|Major Groups > Stinkhorns > Clathrus columnatus|
by Michael Kuo
Like other stinkhorns, Clathrus columnatus arises from a partially submerged "egg" that is attached to the ground with long cords. There is no stem; two to five hollow "arms" reach upwards, out of the egg, and join at the top--almost like columns that are prepared to hold something aloft. The inner surfaces of the arms are covered with stinkhorn slime, which has a foul odor and attracts flies; this is the mushroom's method for dispersing spores.
Clathrus columnatus is particularly common along the Gulf Coast, where it often appears in urban settings (lawns, gardens, and so on). It is fond of woody debris, and frequently appears in woodchip mulch. It is not limited to the southeast, however; I have found it in central Illinois, and it has been reported as far north as Pennsylvania. Pseudocolus fusiformis is very similar; see the comments below for help separating these species.

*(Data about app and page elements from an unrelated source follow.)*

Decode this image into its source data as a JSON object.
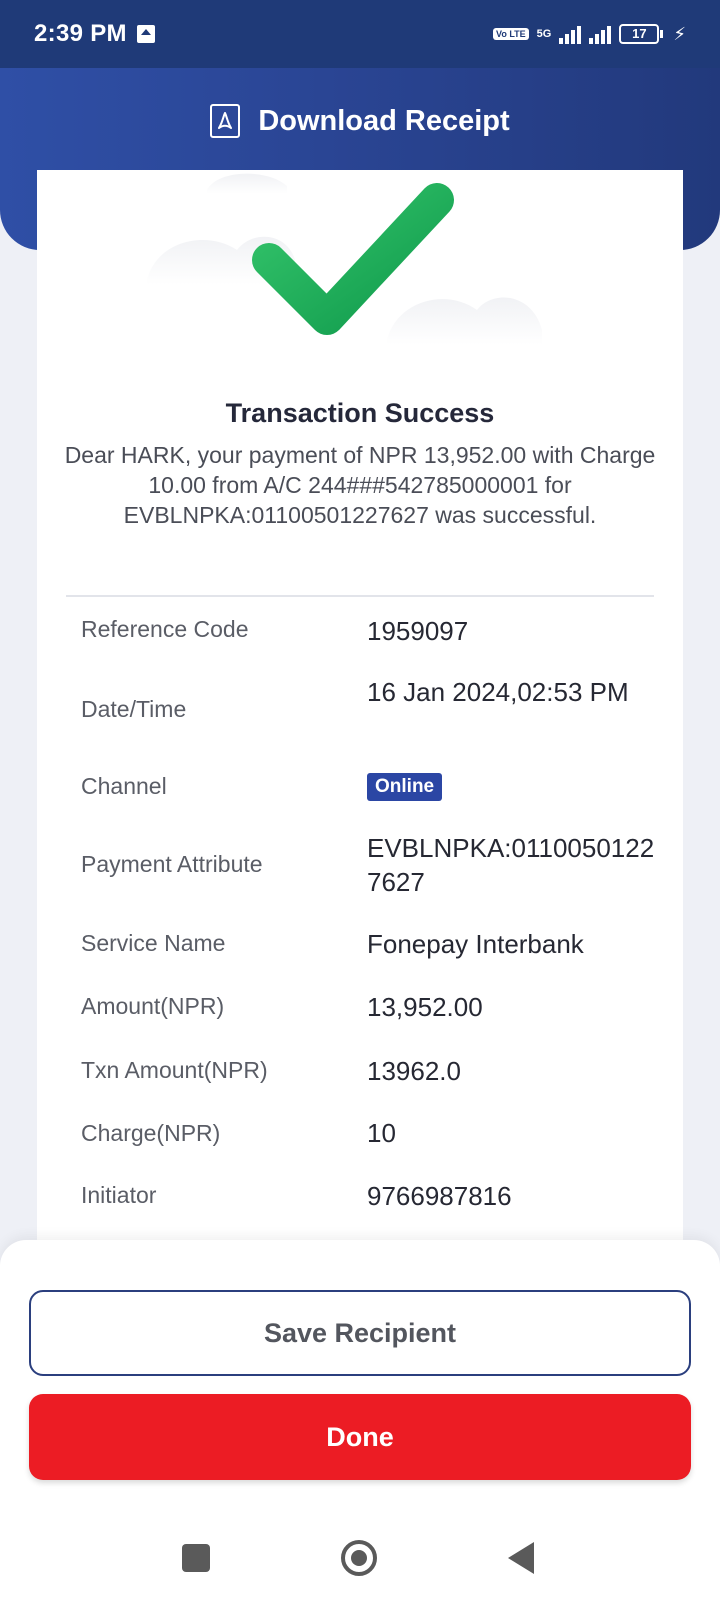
{
  "status_bar": {
    "time": "2:39 PM",
    "volte": "Vo LTE",
    "network": "5G",
    "battery": "17"
  },
  "header": {
    "title": "Download Receipt",
    "icon": "pdf-icon"
  },
  "result": {
    "title": "Transaction Success",
    "message": "Dear HARK, your payment of NPR 13,952.00 with Charge 10.00 from A/C 244###542785000001 for EVBLNPKA:01100501227627 was successful."
  },
  "details": [
    {
      "label": "Reference Code",
      "value": "1959097"
    },
    {
      "label": "Date/Time",
      "value": "16 Jan 2024,02:53 PM"
    },
    {
      "label": "Channel",
      "value": "Online"
    },
    {
      "label": "Payment Attribute",
      "value": "EVBLNPKA:01100501227627"
    },
    {
      "label": "Service Name",
      "value": "Fonepay Interbank"
    },
    {
      "label": "Amount(NPR)",
      "value": "13,952.00"
    },
    {
      "label": "Txn Amount(NPR)",
      "value": "13962.0"
    },
    {
      "label": "Charge(NPR)",
      "value": "10"
    },
    {
      "label": "Initiator",
      "value": "9766987816"
    }
  ],
  "actions": {
    "save_recipient": "Save Recipient",
    "done": "Done"
  },
  "colors": {
    "header": "#2a4594",
    "badge": "#2b46a4",
    "primary_button": "#ec1c24",
    "success_check": "#1fae5b"
  }
}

Ecology: Saprobic; growing alone or gregariously; often near woody debris (sometimes directly from stumps or living trees); in lawns, gardens, cultivated soil, and so on; from North Carolina to the Gulf coast, and in Mexico (reported as far north as New York); October through March.
Fruiting Body: 5-15 cm high, consisting of 2-6 curved arms arising separately (not from a shared stem) and joining at the top to form a "roof"; pinkish to reddish or orangish; upper area of inner surfaces at first covered with a foul-smelling, olive brown slime. When young encased in white eggs; the egg tissue creates a white volva around the branch bases when the mushroom matures.
Microscopic Features: Spores 3.5-5 x 2-2.5 µ; elliptical; smooth.
REFERENCES: Bosc, 1811. (Saccardo, 1888; Coker & Couch, 1928; Dring, 1980; Smith, Smith & Weber, 1981; Weber & Smith, 1985; Arora, 1986; Lincoff, 1992; Metzler & Metzler, 1992; Calonge et al., 2005; Miller & Miller, 2006.) Herb. Kuo 09270601.
Linderia columnata and Laternea columnata are synonyms.
Pseudocolus fusiformis has 3-4 arms that arise from a shared stem (which may be very short and hidden in the volva); the interior surfaces of its arms are covered with spore slime for at least the top half or two-thirds (sometimes all the way). Its eggs--and consequently its volva--are typically grayish to grayish brown (not white), and its range extends from Pennsylvania and New England to the Carolinas.
The best way to determine whether or not your columnatus-like stinkhorn's arms share a stem (which would indicate Pseudocolus fusiformis, instead), is to tease the thing apart with a knifepoint or dissecting needle; the arms of Clathrus columnatus, once freed of the volva, are clearly separate, and not at all fused.
Clathrus bicolumnatus, reported from California, is smaller (up to 9 cm tall) and has only two columns; it is yellowish to orangish.
Cite this page as:
Kuo, M. (2006, September). Clathrus columnatus. Retrieved from the MushroomExpert.Com Web site: http://www.mushroomexpert.com/clathrus_columnatus.html